How to complete airport of departure field according to L/C rules?

Today I would like to explain you how to complete the airport of departure field correctly according to letter of credit rules.

Air waybill is a transport document that is used in air shipments, which will be requested by issuing banks under letter of credit transactions.

Airport of departure is one of the key elements of an air waybill and it needs to be completed carefully when dealing with a letter of credit, because banks find discrepancies on the transport documents more frequently than any other shipping documents under letter of credit presentations.
If you need more fundamental information in regards to airport of departure and how it functions on an air waybill, please have a look at my previous article "What does airport of departure and airport of destination mean on an air waybill?"

What does airport of departure and airport of destination mean on an air waybill?

All transport documents, which are used in foreign trade transactions, should state a starting and an ending point of the carriage.

Otherwise the responsibility of the carrier cannot be defined under the contract of carriage.

If you make a sea shipment, you will get a bill of lading from the transport company, who is either the agent of the carrier or a freight forwarder. 

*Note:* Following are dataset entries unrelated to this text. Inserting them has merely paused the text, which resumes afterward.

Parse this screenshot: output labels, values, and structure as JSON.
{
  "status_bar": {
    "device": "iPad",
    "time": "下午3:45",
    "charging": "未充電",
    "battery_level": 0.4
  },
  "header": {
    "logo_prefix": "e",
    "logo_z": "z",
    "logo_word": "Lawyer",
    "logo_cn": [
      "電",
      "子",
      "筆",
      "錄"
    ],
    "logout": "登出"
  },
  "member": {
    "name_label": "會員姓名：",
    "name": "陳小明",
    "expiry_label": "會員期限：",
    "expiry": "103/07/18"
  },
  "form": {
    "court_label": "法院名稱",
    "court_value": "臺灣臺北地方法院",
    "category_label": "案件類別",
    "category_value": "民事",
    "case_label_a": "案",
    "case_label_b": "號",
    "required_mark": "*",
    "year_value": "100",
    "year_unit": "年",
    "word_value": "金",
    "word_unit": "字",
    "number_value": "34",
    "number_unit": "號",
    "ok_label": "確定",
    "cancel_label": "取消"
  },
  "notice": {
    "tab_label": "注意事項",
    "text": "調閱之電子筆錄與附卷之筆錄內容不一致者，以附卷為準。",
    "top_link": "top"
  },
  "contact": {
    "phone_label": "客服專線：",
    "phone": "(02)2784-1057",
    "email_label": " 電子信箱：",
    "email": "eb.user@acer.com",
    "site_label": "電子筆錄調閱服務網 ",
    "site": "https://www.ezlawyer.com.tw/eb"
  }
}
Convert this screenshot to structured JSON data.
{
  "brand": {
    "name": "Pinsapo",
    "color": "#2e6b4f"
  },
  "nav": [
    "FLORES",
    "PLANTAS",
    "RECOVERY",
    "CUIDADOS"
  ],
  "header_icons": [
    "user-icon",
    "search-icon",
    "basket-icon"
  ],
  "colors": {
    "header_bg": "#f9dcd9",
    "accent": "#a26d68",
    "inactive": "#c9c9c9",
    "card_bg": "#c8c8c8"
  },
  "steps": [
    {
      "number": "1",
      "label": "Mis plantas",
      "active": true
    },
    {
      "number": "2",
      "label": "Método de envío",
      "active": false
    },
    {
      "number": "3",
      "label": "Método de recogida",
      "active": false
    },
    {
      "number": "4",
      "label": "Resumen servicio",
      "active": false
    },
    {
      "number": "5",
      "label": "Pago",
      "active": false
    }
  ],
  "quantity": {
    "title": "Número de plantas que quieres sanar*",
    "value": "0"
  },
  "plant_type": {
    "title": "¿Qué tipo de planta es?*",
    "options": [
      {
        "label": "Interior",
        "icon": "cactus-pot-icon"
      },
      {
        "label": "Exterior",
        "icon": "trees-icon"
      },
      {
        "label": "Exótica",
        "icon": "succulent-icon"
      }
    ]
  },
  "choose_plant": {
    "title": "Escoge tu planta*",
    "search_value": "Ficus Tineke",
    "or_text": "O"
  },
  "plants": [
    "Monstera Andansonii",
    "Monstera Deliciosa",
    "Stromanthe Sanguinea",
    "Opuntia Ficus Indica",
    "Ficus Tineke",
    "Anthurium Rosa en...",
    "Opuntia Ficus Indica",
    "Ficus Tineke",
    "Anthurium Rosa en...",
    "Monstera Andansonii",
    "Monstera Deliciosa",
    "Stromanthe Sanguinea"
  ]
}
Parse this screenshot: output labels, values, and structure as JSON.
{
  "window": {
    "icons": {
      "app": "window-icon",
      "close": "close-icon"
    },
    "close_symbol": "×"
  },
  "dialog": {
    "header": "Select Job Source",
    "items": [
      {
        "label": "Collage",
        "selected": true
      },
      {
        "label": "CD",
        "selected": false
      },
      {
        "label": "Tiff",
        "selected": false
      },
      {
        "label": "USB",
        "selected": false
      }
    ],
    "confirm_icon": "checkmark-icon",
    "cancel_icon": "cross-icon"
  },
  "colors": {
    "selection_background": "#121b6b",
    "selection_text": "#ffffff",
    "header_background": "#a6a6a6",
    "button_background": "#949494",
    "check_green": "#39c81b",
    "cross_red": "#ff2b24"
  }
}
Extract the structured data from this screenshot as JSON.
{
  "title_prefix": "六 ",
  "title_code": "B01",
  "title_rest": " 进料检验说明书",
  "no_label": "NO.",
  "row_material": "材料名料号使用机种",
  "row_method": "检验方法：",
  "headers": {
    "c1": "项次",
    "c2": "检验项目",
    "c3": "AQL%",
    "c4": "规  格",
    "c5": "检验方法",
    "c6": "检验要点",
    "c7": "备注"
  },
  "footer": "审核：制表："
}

The bill of lading should show port of loading and port of discharge as starting and ending point of the carriage.
Similar to bill of lading, air waybill states airport of departure and airport of destination as starting and ending point of the carriage.

Today I would like to explain definitions of airport of departure and airport of destination as stated on the air waybill transport document.

Can an air waybill be issued to order of an issuing bank?

Transport documents are one of the most important document types in international trade business.

They not only evidence receipt of cargo but also contract of carriage as well.

Additionally some transport documents title to cargo such as negotiable bills of lading.

Unlike bill of lading, air waybill is not a negotiable transport document, as a result it cannot be issued in negotiable form, which means that air waybill cannot be issued "to order of the issuing bank".
Today I want to explain what does negotiable transport document mean in export and import business and why an air waybill cannot be issued "to order of the issuing bank".

Blogger Widget